▸ Work request
Filter the records below, keeping only lines with the string "channels".

== Task inputs

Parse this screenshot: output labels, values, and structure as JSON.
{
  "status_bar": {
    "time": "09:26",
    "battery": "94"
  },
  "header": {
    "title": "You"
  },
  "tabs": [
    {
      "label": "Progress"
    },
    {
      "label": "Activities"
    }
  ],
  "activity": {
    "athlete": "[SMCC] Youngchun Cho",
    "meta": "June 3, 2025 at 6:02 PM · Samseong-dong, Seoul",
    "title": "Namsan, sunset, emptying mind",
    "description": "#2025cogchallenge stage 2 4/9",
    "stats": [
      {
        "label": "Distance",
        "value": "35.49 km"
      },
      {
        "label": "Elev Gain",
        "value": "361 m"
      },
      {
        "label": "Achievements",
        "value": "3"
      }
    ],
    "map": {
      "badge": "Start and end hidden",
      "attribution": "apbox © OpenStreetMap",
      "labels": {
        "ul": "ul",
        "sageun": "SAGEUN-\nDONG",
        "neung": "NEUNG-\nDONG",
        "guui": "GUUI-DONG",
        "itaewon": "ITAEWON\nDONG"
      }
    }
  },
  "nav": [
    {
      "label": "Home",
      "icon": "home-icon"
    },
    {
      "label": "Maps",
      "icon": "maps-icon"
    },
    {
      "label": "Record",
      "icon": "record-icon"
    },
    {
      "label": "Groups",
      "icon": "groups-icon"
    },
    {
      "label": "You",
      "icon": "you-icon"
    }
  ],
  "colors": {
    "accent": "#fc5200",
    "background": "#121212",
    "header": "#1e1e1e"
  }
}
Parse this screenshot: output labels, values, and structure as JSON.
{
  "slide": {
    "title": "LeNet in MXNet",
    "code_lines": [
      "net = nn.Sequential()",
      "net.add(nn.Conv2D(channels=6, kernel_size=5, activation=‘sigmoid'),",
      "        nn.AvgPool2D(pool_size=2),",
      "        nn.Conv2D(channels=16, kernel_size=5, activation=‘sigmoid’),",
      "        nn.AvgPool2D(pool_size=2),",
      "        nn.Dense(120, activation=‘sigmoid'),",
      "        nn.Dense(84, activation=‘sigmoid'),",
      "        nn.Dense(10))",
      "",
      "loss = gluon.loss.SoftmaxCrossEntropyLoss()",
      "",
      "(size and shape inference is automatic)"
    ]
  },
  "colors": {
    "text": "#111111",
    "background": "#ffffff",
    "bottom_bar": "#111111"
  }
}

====

▸ Task result
      "net.add(nn.Conv2D(channels=6, kernel_size=5, activation=‘sigmoid'),",
      "        nn.Conv2D(channels=16, kernel_size=5, activation=‘sigmoid’),",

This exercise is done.